Dataset rows describing interfaces
%%
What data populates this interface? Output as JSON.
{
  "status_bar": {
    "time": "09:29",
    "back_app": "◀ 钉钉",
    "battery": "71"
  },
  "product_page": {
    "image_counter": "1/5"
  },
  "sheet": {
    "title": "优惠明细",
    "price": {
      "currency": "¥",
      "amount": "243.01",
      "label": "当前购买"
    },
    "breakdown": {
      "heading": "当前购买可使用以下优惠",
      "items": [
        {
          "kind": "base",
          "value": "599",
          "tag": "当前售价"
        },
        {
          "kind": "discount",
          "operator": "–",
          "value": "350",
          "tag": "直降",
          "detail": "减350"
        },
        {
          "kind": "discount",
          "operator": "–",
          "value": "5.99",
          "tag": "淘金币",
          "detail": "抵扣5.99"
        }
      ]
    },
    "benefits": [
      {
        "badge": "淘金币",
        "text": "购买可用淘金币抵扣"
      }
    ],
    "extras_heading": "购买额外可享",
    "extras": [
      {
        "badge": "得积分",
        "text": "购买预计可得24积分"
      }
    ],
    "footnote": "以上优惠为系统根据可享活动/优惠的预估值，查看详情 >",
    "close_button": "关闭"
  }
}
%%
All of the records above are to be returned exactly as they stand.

What data populates this interface? Output as JSON.
{
  "status_bar": {
    "time": "09:29",
    "back_app": "◀ 钉钉",
    "battery": "71"
  },
  "product_page": {
    "image_counter": "1/5"
  },
  "sheet": {
    "title": "优惠明细",
    "price": {
      "currency": "¥",
      "amount": "243.01",
      "label": "当前购买"
    },
    "breakdown": {
      "heading": "当前购买可使用以下优惠",
      "items": [
        {
          "kind": "base",
          "value": "599",
          "tag": "当前售价"
        },
        {
          "kind": "discount",
          "operator": "–",
          "value": "350",
          "tag": "直降",
          "detail": "减350"
        },
        {
          "kind": "discount",
          "operator": "–",
          "value": "5.99",
          "tag": "淘金币",
          "detail": "抵扣5.99"
        }
      ]
    },
    "benefits": [
      {
        "badge": "淘金币",
        "text": "购买可用淘金币抵扣"
      }
    ],
    "extras_heading": "购买额外可享",
    "extras": [
      {
        "badge": "得积分",
        "text": "购买预计可得24积分"
      }
    ],
    "footnote": "以上优惠为系统根据可享活动/优惠的预估值，查看详情 >",
    "close_button": "关闭"
  }
}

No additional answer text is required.